Component data from apps and pages =>
□ □ □ □ □ □ □

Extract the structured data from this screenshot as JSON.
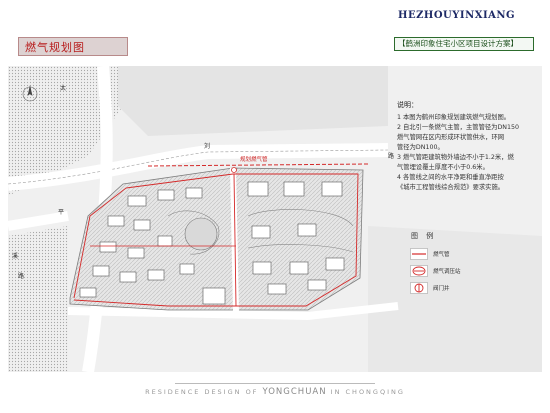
{
  "header": {
    "title": "燃气规划图",
    "brand": "HEZHOUYINXIANG",
    "project": "【鹤洲印象住宅小区项目设计方案】"
  },
  "notes": {
    "heading": "说明：",
    "lines": [
      "1 本图为鹤州印象规划建筑燃气规划图。",
      "2 自北引一条燃气主管，主管管径为DN150",
      "  燃气管网在区内形成环状管供水，环网",
      "  管径为DN100。",
      "3 燃气管距建筑物外墙边不小于1.2米，燃",
      "  气管埋设覆土厚度不小于0.6米。",
      "4 各管线之间的水平净距和垂直净距按",
      "  《城市工程管线综合规范》要求实施。"
    ]
  },
  "legend": {
    "title": "图  例",
    "items": [
      {
        "label": "燃气管",
        "symbol": "gas-pipe"
      },
      {
        "label": "燃气调压站",
        "symbol": "regulator-station"
      },
      {
        "label": "阀门井",
        "symbol": "valve-well"
      }
    ]
  },
  "map": {
    "road_labels": [
      "太",
      "刘",
      "路",
      "平",
      "溪",
      "路"
    ],
    "gas_main_label": "规划燃气管"
  },
  "footer": {
    "pre": "RESIDENCE DESIGN OF",
    "main": "YONGCHUAN",
    "post": "IN CHONGQING"
  },
  "colors": {
    "title_red": "#b81d1d",
    "brand_blue": "#1e2a66",
    "project_green": "#1b4f1b",
    "gas_pipe": "#d42a2a"
  }
}
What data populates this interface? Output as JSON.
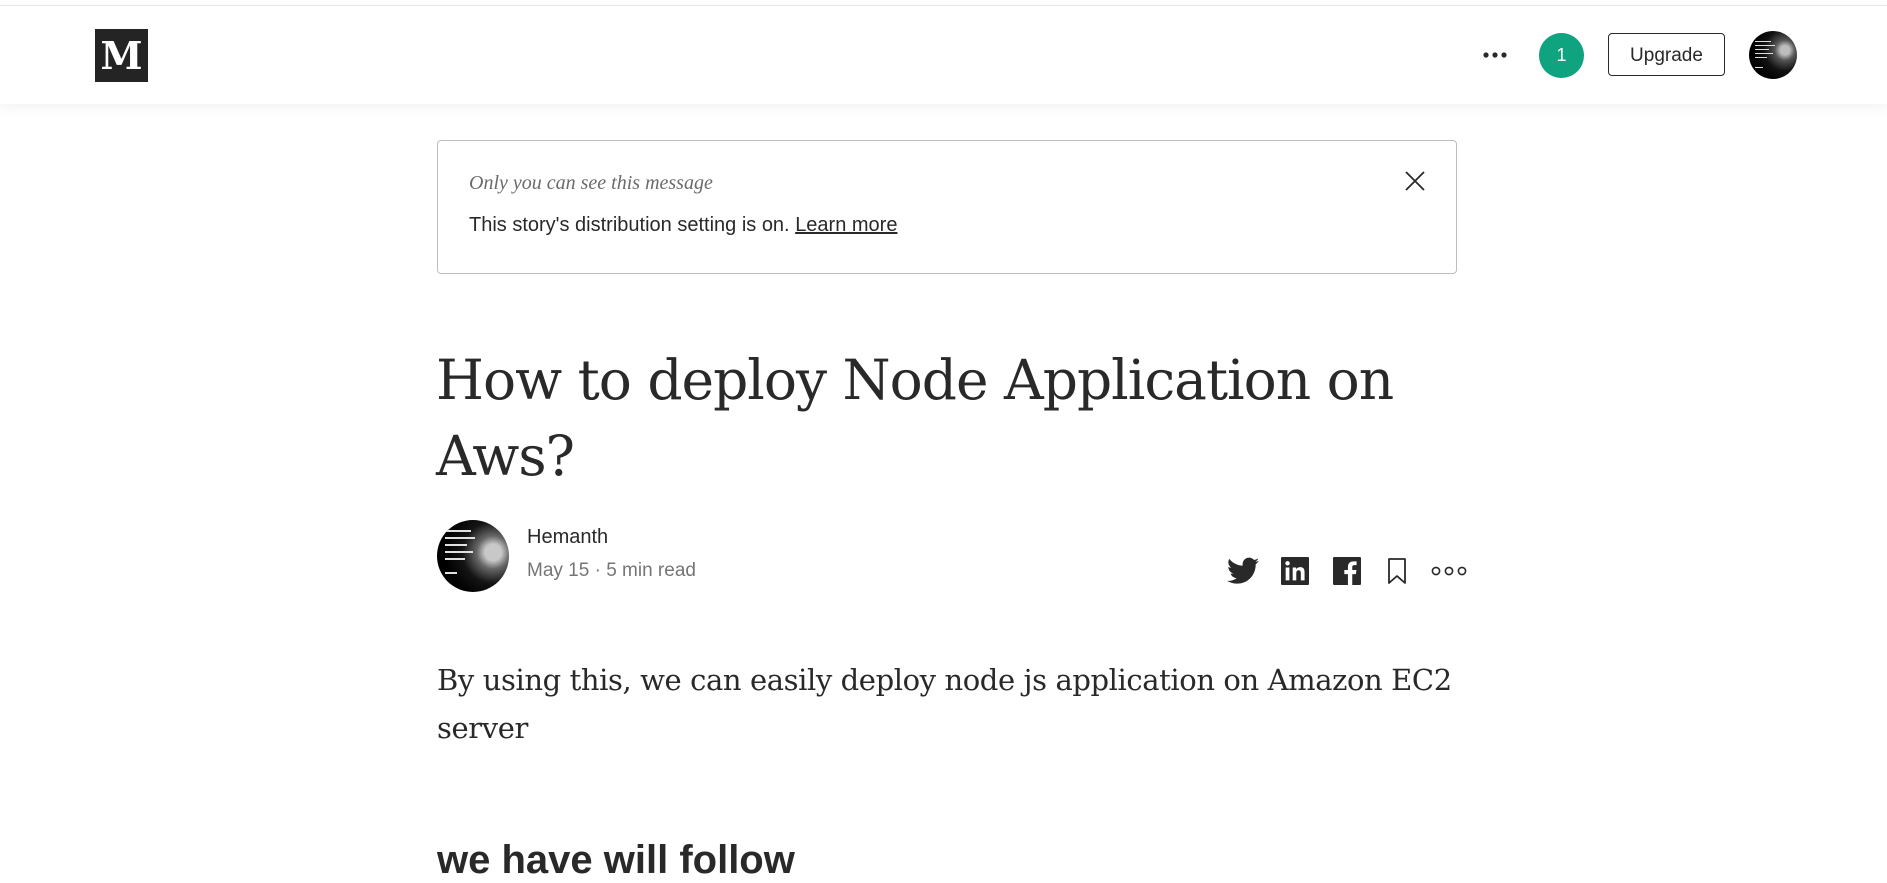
{
  "header": {
    "logo_letter": "M",
    "notification_count": "1",
    "upgrade_label": "Upgrade",
    "icons": [
      "more-horizontal-icon",
      "notification-badge",
      "avatar"
    ]
  },
  "banner": {
    "note": "Only you can see this message",
    "message": "This story's distribution setting is on.",
    "link": "Learn more"
  },
  "article": {
    "title_line1": "How to deploy Node Application on",
    "title_line2": "Aws?",
    "author": "Hemanth",
    "meta": "May 15 · 5 min read",
    "intro_line1": "By using this, we can easily deploy node js application on Amazon EC2",
    "intro_line2": "server",
    "next_heading": "we have will follow"
  },
  "share_icons": [
    "twitter-icon",
    "linkedin-icon",
    "facebook-icon",
    "bookmark-icon",
    "more-options-icon"
  ],
  "colors": {
    "accent": "#10a37f",
    "text": "#292929",
    "muted": "#757575",
    "logo_bg": "#242424"
  }
}
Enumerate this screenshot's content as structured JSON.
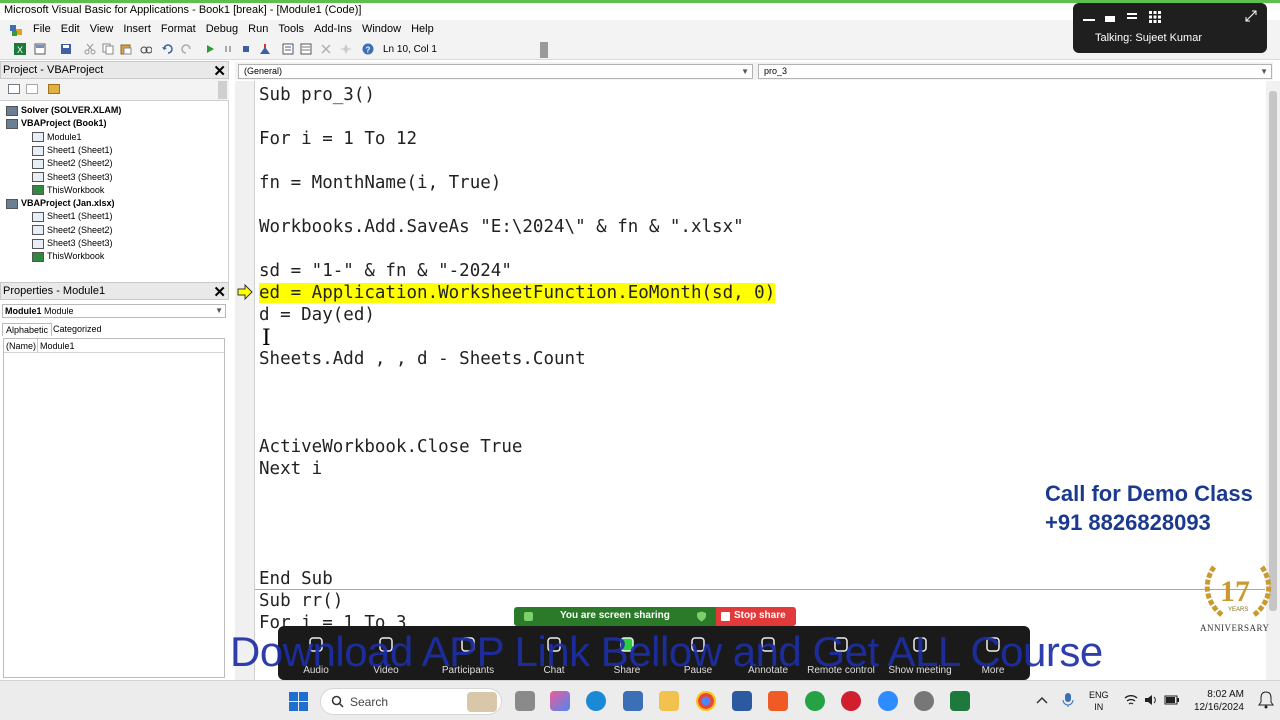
{
  "window": {
    "title": "Microsoft Visual Basic for Applications - Book1 [break] - [Module1 (Code)]"
  },
  "menu": [
    "File",
    "Edit",
    "View",
    "Insert",
    "Format",
    "Debug",
    "Run",
    "Tools",
    "Add-Ins",
    "Window",
    "Help"
  ],
  "toolbar": {
    "position": "Ln 10, Col 1"
  },
  "meeting_top": {
    "talking": "Talking: Sujeet Kumar"
  },
  "project": {
    "title": "Project - VBAProject",
    "tree": [
      {
        "label": "Solver (SOLVER.XLAM)",
        "level": 0,
        "bold": true
      },
      {
        "label": "VBAProject (Book1)",
        "level": 0,
        "bold": true
      },
      {
        "label": "Module1",
        "level": 1
      },
      {
        "label": "Sheet1 (Sheet1)",
        "level": 1
      },
      {
        "label": "Sheet2 (Sheet2)",
        "level": 1
      },
      {
        "label": "Sheet3 (Sheet3)",
        "level": 1
      },
      {
        "label": "ThisWorkbook",
        "level": 1
      },
      {
        "label": "VBAProject (Jan.xlsx)",
        "level": 0,
        "bold": true
      },
      {
        "label": "Sheet1 (Sheet1)",
        "level": 1
      },
      {
        "label": "Sheet2 (Sheet2)",
        "level": 1
      },
      {
        "label": "Sheet3 (Sheet3)",
        "level": 1
      },
      {
        "label": "ThisWorkbook",
        "level": 1
      }
    ]
  },
  "properties": {
    "title": "Properties - Module1",
    "object_name": "Module1",
    "object_type": "Module",
    "tabs": [
      "Alphabetic",
      "Categorized"
    ],
    "row_name": "(Name)",
    "row_value": "Module1"
  },
  "code": {
    "object_combo": "(General)",
    "proc_combo": "pro_3",
    "lines": [
      {
        "text": "Sub pro_3()"
      },
      {
        "text": "For i = 1 To 12"
      },
      {
        "text": "fn = MonthName(i, True)"
      },
      {
        "text": "Workbooks.Add.SaveAs \"E:\\2024\\\" & fn & \".xlsx\""
      },
      {
        "text": "sd = \"1-\" & fn & \"-2024\""
      },
      {
        "text": "ed = Application.WorksheetFunction.EoMonth(sd, 0)",
        "highlight": true
      },
      {
        "text": "d = Day(ed)"
      },
      {
        "text": "Sheets.Add , , d - Sheets.Count"
      },
      {
        "text": "ActiveWorkbook.Close True"
      },
      {
        "text": "Next i"
      },
      {
        "text": "End Sub"
      },
      {
        "text": "Sub rr()"
      },
      {
        "text": "For i = 1 To 3"
      }
    ]
  },
  "promo": {
    "line1": "Call for Demo Class",
    "line2": "+91 8826828093",
    "badge_number": "17",
    "badge_years": "YEARS",
    "badge_text": "ANNIVERSARY"
  },
  "share": {
    "status": "You are screen sharing",
    "stop": "Stop share"
  },
  "meeting_bar": {
    "buttons": [
      "Audio",
      "Video",
      "Participants",
      "Chat",
      "Share",
      "Pause",
      "Annotate",
      "Remote control",
      "Show meeting",
      "More"
    ]
  },
  "banner": "Download APP Link Bellow and Get ALL Course",
  "taskbar": {
    "search": "Search",
    "lang1": "ENG",
    "lang2": "IN",
    "time": "8:02 AM",
    "date": "12/16/2024"
  }
}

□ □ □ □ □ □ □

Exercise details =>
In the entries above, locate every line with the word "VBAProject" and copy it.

Solved problem =>
    "title": "Project - VBAProject",
        "label": "VBAProject (Book1)",
        "label": "VBAProject (Jan.xlsx)",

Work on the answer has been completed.